[[ EXTRACTED DATA, beginning ]]
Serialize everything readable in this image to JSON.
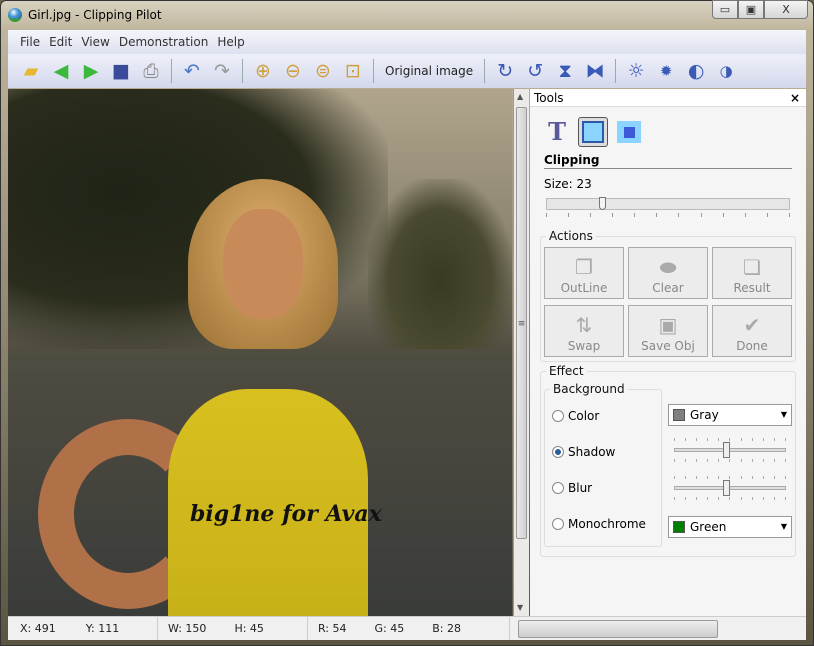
{
  "window": {
    "title": "Girl.jpg - Clipping Pilot",
    "min": "▭",
    "max": "▣",
    "close": "X"
  },
  "menu": [
    "File",
    "Edit",
    "View",
    "Demonstration",
    "Help"
  ],
  "toolbar": {
    "original_image": "Original image"
  },
  "image": {
    "watermark": "big1ne for Avax"
  },
  "tools": {
    "title": "Tools",
    "close": "×",
    "section": "Clipping",
    "size_label": "Size: 23",
    "size_value": 23,
    "actions_legend": "Actions",
    "actions": [
      {
        "label": "OutLine"
      },
      {
        "label": "Clear"
      },
      {
        "label": "Result"
      },
      {
        "label": "Swap"
      },
      {
        "label": "Save Obj"
      },
      {
        "label": "Done"
      }
    ],
    "effect_legend": "Effect",
    "background_legend": "Background",
    "options": [
      {
        "label": "Color",
        "selected": false
      },
      {
        "label": "Shadow",
        "selected": true
      },
      {
        "label": "Blur",
        "selected": false
      },
      {
        "label": "Monochrome",
        "selected": false
      }
    ],
    "color_select": {
      "value": "Gray",
      "swatch": "#808080"
    },
    "mono_select": {
      "value": "Green",
      "swatch": "#008000"
    }
  },
  "status": {
    "x": "X: 491",
    "y": "Y: 111",
    "w": "W: 150",
    "h": "H: 45",
    "r": "R: 54",
    "g": "G: 45",
    "b": "B: 28"
  }
}
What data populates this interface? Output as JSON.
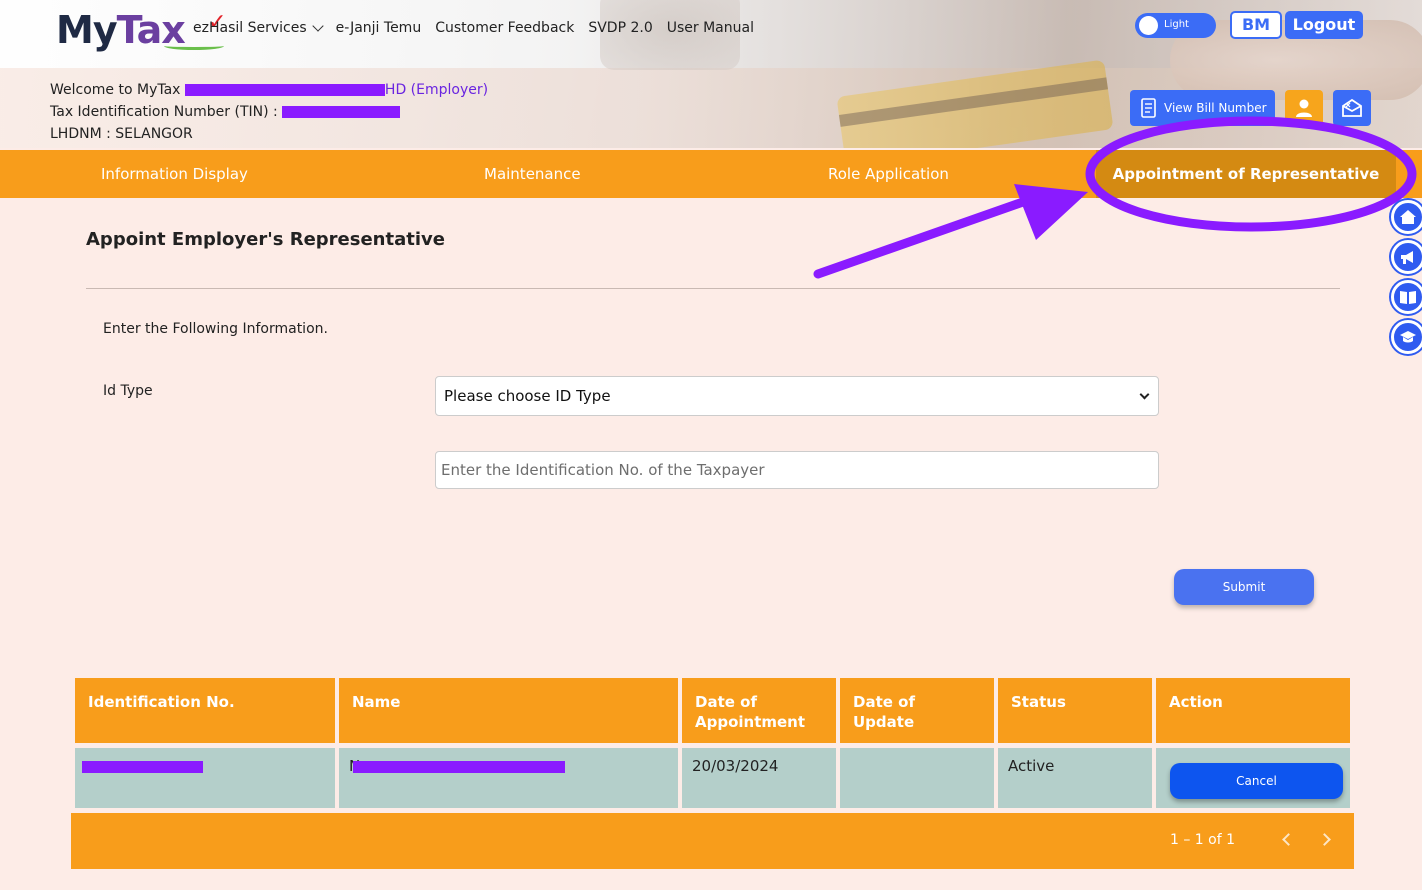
{
  "brand": {
    "my": "My",
    "tax": "Tax"
  },
  "nav": {
    "items": [
      "ezHasil Services",
      "e-Janji Temu",
      "Customer Feedback",
      "SVDP 2.0",
      "User Manual"
    ]
  },
  "top_controls": {
    "theme_label": "Light",
    "language_label": "BM",
    "logout_label": "Logout"
  },
  "account": {
    "welcome_prefix": "Welcome to MyTax",
    "welcome_suffix": "HD (Employer)",
    "tin_label": "Tax Identification Number (TIN) :",
    "office": "LHDNM : SELANGOR"
  },
  "actions": {
    "view_bill": "View Bill Number"
  },
  "tabs": [
    "Information Display",
    "Maintenance",
    "Role Application",
    "Appointment of Representative"
  ],
  "form": {
    "title": "Appoint Employer's Representative",
    "instruction": "Enter the Following Information.",
    "id_type_label": "Id Type",
    "id_type_value": "Please choose ID Type",
    "id_no_placeholder": "Enter the Identification No. of the Taxpayer",
    "submit_label": "Submit"
  },
  "table": {
    "columns": [
      "Identification No.",
      "Name",
      "Date of Appointment",
      "Date of Update",
      "Status",
      "Action"
    ],
    "rows": [
      {
        "name_initial": "N",
        "date_of_appointment": "20/03/2024",
        "date_of_update": "",
        "status": "Active",
        "action": "Cancel"
      }
    ],
    "pagination": "1 – 1 of 1"
  },
  "colors": {
    "orange": "#f89d1b",
    "blue": "#3b6cf6",
    "annotation": "#8a1bff",
    "row_bg": "#b4cfca"
  }
}
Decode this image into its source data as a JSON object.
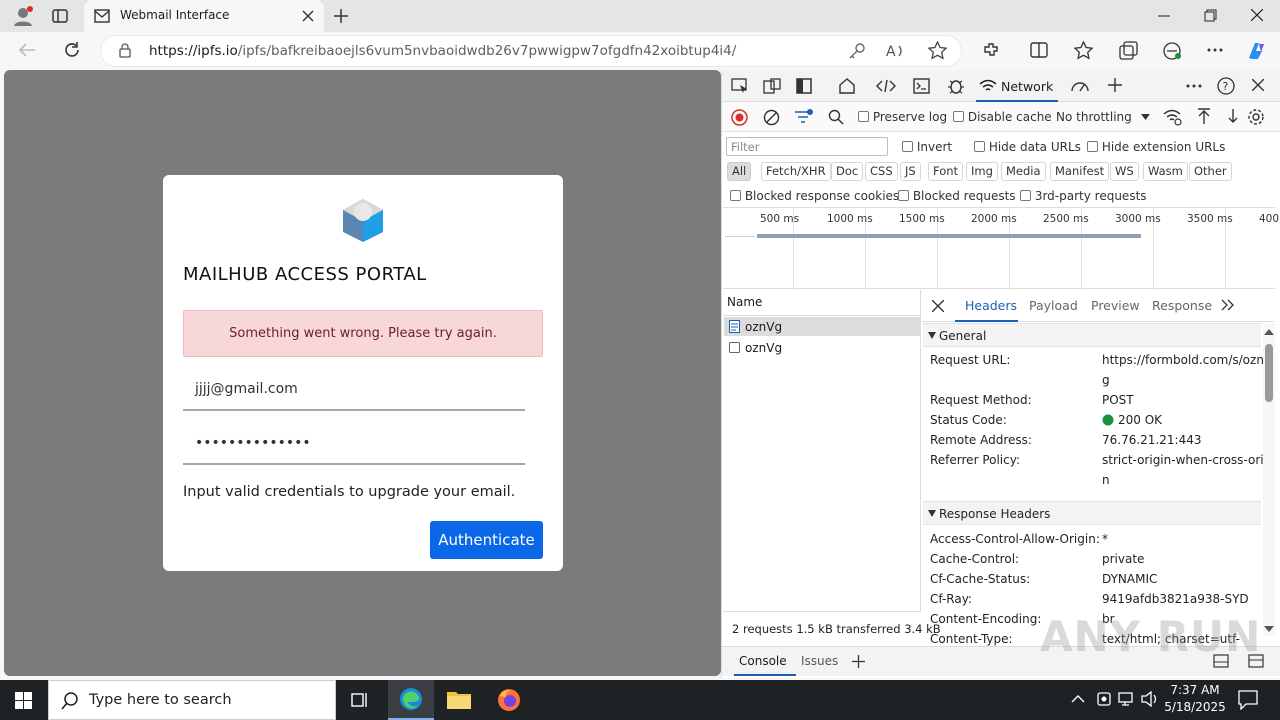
{
  "browser": {
    "tab_title": "Webmail Interface",
    "url_host": "https://ipfs.io",
    "url_path": "/ipfs/bafkreibaoejls6vum5nvbaoidwdb26v7pwwigpw7ofgdfn42xoibtup4i4/"
  },
  "page": {
    "heading": "MAILHUB  ACCESS PORTAL",
    "alert": "Something went wrong. Please try again.",
    "email_value": "jjjj@gmail.com",
    "password_value": "••••••••••••••",
    "info": "Input valid credentials to upgrade your email.",
    "button": "Authenticate"
  },
  "devtools": {
    "network_tab": "Network",
    "preserve_log": "Preserve log",
    "disable_cache": "Disable cache",
    "throttling": "No throttling",
    "filter_placeholder": "Filter",
    "invert": "Invert",
    "hide_data_urls": "Hide data URLs",
    "hide_ext_urls": "Hide extension URLs",
    "filter_types": [
      "All",
      "Fetch/XHR",
      "Doc",
      "CSS",
      "JS",
      "Font",
      "Img",
      "Media",
      "Manifest",
      "WS",
      "Wasm",
      "Other"
    ],
    "blocked_cookies": "Blocked response cookies",
    "blocked_requests": "Blocked requests",
    "third_party": "3rd-party requests",
    "timeline_labels": [
      "500 ms",
      "1000 ms",
      "1500 ms",
      "2000 ms",
      "2500 ms",
      "3000 ms",
      "3500 ms",
      "400"
    ],
    "name_header": "Name",
    "requests": [
      "oznVg",
      "oznVg"
    ],
    "summary": "2 requests   1.5 kB transferred   3.4 kB",
    "detail_tabs": [
      "Headers",
      "Payload",
      "Preview",
      "Response"
    ],
    "general_title": "General",
    "general": {
      "req_url_k": "Request URL:",
      "req_url_v1": "https://formbold.com/s/oznV",
      "req_url_v2": "g",
      "method_k": "Request Method:",
      "method_v": "POST",
      "status_k": "Status Code:",
      "status_v": "200 OK",
      "remote_k": "Remote Address:",
      "remote_v": "76.76.21.21:443",
      "referrer_k": "Referrer Policy:",
      "referrer_v1": "strict-origin-when-cross-origi",
      "referrer_v2": "n"
    },
    "response_title": "Response Headers",
    "response": {
      "acao_k": "Access-Control-Allow-Origin:",
      "acao_v": "*",
      "cc_k": "Cache-Control:",
      "cc_v": "private",
      "cfs_k": "Cf-Cache-Status:",
      "cfs_v": "DYNAMIC",
      "ray_k": "Cf-Ray:",
      "ray_v": "9419afdb3821a938-SYD",
      "ce_k": "Content-Encoding:",
      "ce_v": "br",
      "ct_k": "Content-Type:",
      "ct_v": "text/html; charset=utf-"
    },
    "drawer_console": "Console",
    "drawer_issues": "Issues"
  },
  "taskbar": {
    "search_placeholder": "Type here to search",
    "time": "7:37 AM",
    "date": "5/18/2025"
  },
  "watermark": "ANY RUN",
  "colors": {
    "accent": "#0a68e8",
    "alert_bg": "#f8d7da",
    "status_green": "#1e8e3e"
  }
}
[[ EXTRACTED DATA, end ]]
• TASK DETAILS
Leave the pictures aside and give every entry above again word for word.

• SOLUTION FOR THIS PROBLEM
Serialize everything readable in this image to JSON.
{
  "window": {
    "title": "Girl.jpg - Clipping Pilot",
    "min": "▭",
    "max": "▣",
    "close": "X"
  },
  "menu": [
    "File",
    "Edit",
    "View",
    "Demonstration",
    "Help"
  ],
  "toolbar": {
    "original_image": "Original image"
  },
  "image": {
    "watermark": "big1ne for Avax"
  },
  "tools": {
    "title": "Tools",
    "close": "×",
    "section": "Clipping",
    "size_label": "Size: 23",
    "size_value": 23,
    "actions_legend": "Actions",
    "actions": [
      {
        "label": "OutLine"
      },
      {
        "label": "Clear"
      },
      {
        "label": "Result"
      },
      {
        "label": "Swap"
      },
      {
        "label": "Save Obj"
      },
      {
        "label": "Done"
      }
    ],
    "effect_legend": "Effect",
    "background_legend": "Background",
    "options": [
      {
        "label": "Color",
        "selected": false
      },
      {
        "label": "Shadow",
        "selected": true
      },
      {
        "label": "Blur",
        "selected": false
      },
      {
        "label": "Monochrome",
        "selected": false
      }
    ],
    "color_select": {
      "value": "Gray",
      "swatch": "#808080"
    },
    "mono_select": {
      "value": "Green",
      "swatch": "#008000"
    }
  },
  "status": {
    "x": "X: 491",
    "y": "Y: 111",
    "w": "W: 150",
    "h": "H: 45",
    "r": "R: 54",
    "g": "G: 45",
    "b": "B: 28"
  }
}
What data populates this interface? Output as JSON.
{
  "brand": {
    "my": "My",
    "tax": "Tax"
  },
  "nav": {
    "items": [
      "ezHasil Services",
      "e-Janji Temu",
      "Customer Feedback",
      "SVDP 2.0",
      "User Manual"
    ]
  },
  "top_controls": {
    "theme_label": "Light",
    "language_label": "BM",
    "logout_label": "Logout"
  },
  "account": {
    "welcome_prefix": "Welcome to MyTax",
    "welcome_suffix": "HD (Employer)",
    "tin_label": "Tax Identification Number (TIN) :",
    "office": "LHDNM : SELANGOR"
  },
  "actions": {
    "view_bill": "View Bill Number"
  },
  "tabs": [
    "Information Display",
    "Maintenance",
    "Role Application",
    "Appointment of Representative"
  ],
  "form": {
    "title": "Appoint Employer's Representative",
    "instruction": "Enter the Following Information.",
    "id_type_label": "Id Type",
    "id_type_value": "Please choose ID Type",
    "id_no_placeholder": "Enter the Identification No. of the Taxpayer",
    "submit_label": "Submit"
  },
  "table": {
    "columns": [
      "Identification No.",
      "Name",
      "Date of Appointment",
      "Date of Update",
      "Status",
      "Action"
    ],
    "rows": [
      {
        "name_initial": "N",
        "date_of_appointment": "20/03/2024",
        "date_of_update": "",
        "status": "Active",
        "action": "Cancel"
      }
    ],
    "pagination": "1 – 1 of 1"
  },
  "colors": {
    "orange": "#f89d1b",
    "blue": "#3b6cf6",
    "annotation": "#8a1bff",
    "row_bg": "#b4cfca"
  }
}
Decode this image into its source data as a JSON object.
{
  "browser": {
    "tab_title": "Webmail Interface",
    "url_host": "https://ipfs.io",
    "url_path": "/ipfs/bafkreibaoejls6vum5nvbaoidwdb26v7pwwigpw7ofgdfn42xoibtup4i4/"
  },
  "page": {
    "heading": "MAILHUB  ACCESS PORTAL",
    "alert": "Something went wrong. Please try again.",
    "email_value": "jjjj@gmail.com",
    "password_value": "••••••••••••••",
    "info": "Input valid credentials to upgrade your email.",
    "button": "Authenticate"
  },
  "devtools": {
    "network_tab": "Network",
    "preserve_log": "Preserve log",
    "disable_cache": "Disable cache",
    "throttling": "No throttling",
    "filter_placeholder": "Filter",
    "invert": "Invert",
    "hide_data_urls": "Hide data URLs",
    "hide_ext_urls": "Hide extension URLs",
    "filter_types": [
      "All",
      "Fetch/XHR",
      "Doc",
      "CSS",
      "JS",
      "Font",
      "Img",
      "Media",
      "Manifest",
      "WS",
      "Wasm",
      "Other"
    ],
    "blocked_cookies": "Blocked response cookies",
    "blocked_requests": "Blocked requests",
    "third_party": "3rd-party requests",
    "timeline_labels": [
      "500 ms",
      "1000 ms",
      "1500 ms",
      "2000 ms",
      "2500 ms",
      "3000 ms",
      "3500 ms",
      "400"
    ],
    "name_header": "Name",
    "requests": [
      "oznVg",
      "oznVg"
    ],
    "summary": "2 requests   1.5 kB transferred   3.4 kB",
    "detail_tabs": [
      "Headers",
      "Payload",
      "Preview",
      "Response"
    ],
    "general_title": "General",
    "general": {
      "req_url_k": "Request URL:",
      "req_url_v1": "https://formbold.com/s/oznV",
      "req_url_v2": "g",
      "method_k": "Request Method:",
      "method_v": "POST",
      "status_k": "Status Code:",
      "status_v": "200 OK",
      "remote_k": "Remote Address:",
      "remote_v": "76.76.21.21:443",
      "referrer_k": "Referrer Policy:",
      "referrer_v1": "strict-origin-when-cross-origi",
      "referrer_v2": "n"
    },
    "response_title": "Response Headers",
    "response": {
      "acao_k": "Access-Control-Allow-Origin:",
      "acao_v": "*",
      "cc_k": "Cache-Control:",
      "cc_v": "private",
      "cfs_k": "Cf-Cache-Status:",
      "cfs_v": "DYNAMIC",
      "ray_k": "Cf-Ray:",
      "ray_v": "9419afdb3821a938-SYD",
      "ce_k": "Content-Encoding:",
      "ce_v": "br",
      "ct_k": "Content-Type:",
      "ct_v": "text/html; charset=utf-"
    },
    "drawer_console": "Console",
    "drawer_issues": "Issues"
  },
  "taskbar": {
    "search_placeholder": "Type here to search",
    "time": "7:37 AM",
    "date": "5/18/2025"
  },
  "watermark": "ANY RUN",
  "colors": {
    "accent": "#0a68e8",
    "alert_bg": "#f8d7da",
    "status_green": "#1e8e3e"
  }
}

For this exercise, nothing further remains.